I am very much an occasional user when it comes to Ryveta but had been having some recently. I think I will restrict myself for a while as I try and do the initial weight loss thing. Thanks for the reply
David you have nothing to fear from the odd Ryvita here and there! Sometimes it’s best to ‘give up ‘ a food, that could become obsessive, for a while then you really do lose see the ‘taste’ for it .
DavidKnight: There are various ways of ‘classifying’ carbohydrate-rich foods. You are, understandably, muddling your terms and concepts a little!
1. Complex carbs = starches. The other group of carbs here are simple = sugars
2. Refined carbs = white and processed, eg. white sliced bread. The other group of carbs here are wholegrains BUT these can still be processed, eg. brown sliced bread
3. High glycaemic index (GI) or low glycaemic index (GI). A measure of how much the carbs spike the blood glucose (tested on a group of people).
Rye crispbreads are complex/ starchy and wholegrain, somewhat processed (in that there is no Ryvita tree) but not overly so. They are rich in minerals and fibre so are nutritious
Wholegrain rye is moderate GI. This is related to how (not overly) processed it is AND to the natural chemical structure of the starches. For comparison barley grains are low GI and wheat products are moderate or high GI.
Putting this all together, a sensible portion of Ryvita = ‘good’ carbs for most people. But some who are type 2 diabetic or insulin resistant do find that Ryvita spike their blood glucose = ‘bad’ carbs for those individuals.
If you eat protein-rich foods and/ or fat-rich foods with carbohydrate-rich foods you slow the rate of digestion. This reduces the spike in blood glucose, effectively making a ‘bad’ carb into ‘okay’ or even ‘good’, or making a ‘good’ carb into ‘really good’!
HTH and hope it did not confuse you more.
Thanks for the comprehensive reply. I am unfortuantely easily confused!

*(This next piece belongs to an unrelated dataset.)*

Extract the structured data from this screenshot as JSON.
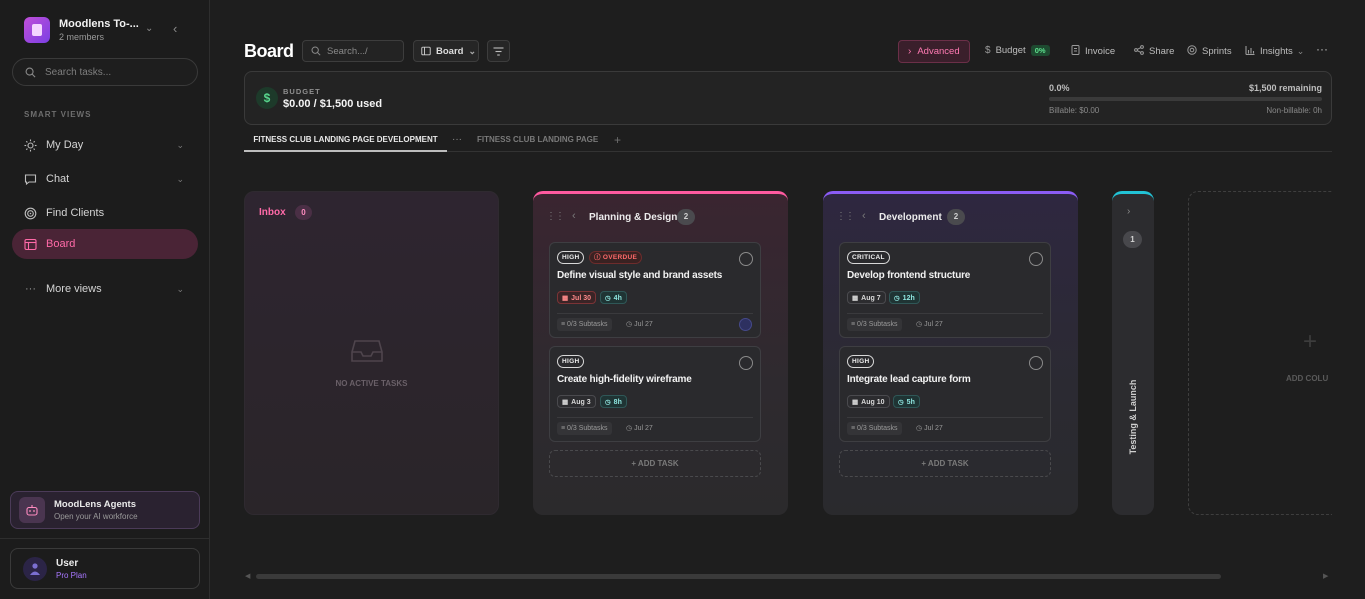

First up I am Type 2 Diabetic. However I normally have ryveta for breakfast with protien. One of my quick and easy ones is a tin of mackeral a bit of mayo and a crispbread. Less often a pack of kippers with 2 crsipbreads.
Sounds as if these are in the OK occasionally group?
JGwen: Calories in v. calories out to achieve and maintain a healthy weight is most certainly an imperfect model. BUT that is not – and never was to my knowledge – independent of the other mainstream healthy living guidelines.
Other official guidelines are supposed to work together to create a diet that is properly balanced and very varied. Macronutrients (fats, proteins, starchy carbs, fibre, low sugar) as well as micronutrients (minerals, vitamins, essential fats, phytoantioxidants) are all considered.
When I worked in lifestyle healthcare I found that barely anyone knew what the healthy living guidelines were, let alone followed them. The general public was – and increasingly is- cherry picking/ mixing and matching ‘diets’. Not getting healthier, not getting slimmer for very long, then blaming mainstream healthcare!
Dr MMs and Dr CBs books are not so prescriptive on macronutrients because that comes at the expense of micronutrients, at the expense of proper variety, at the expense of other aspects of health and wellbeing. 🙁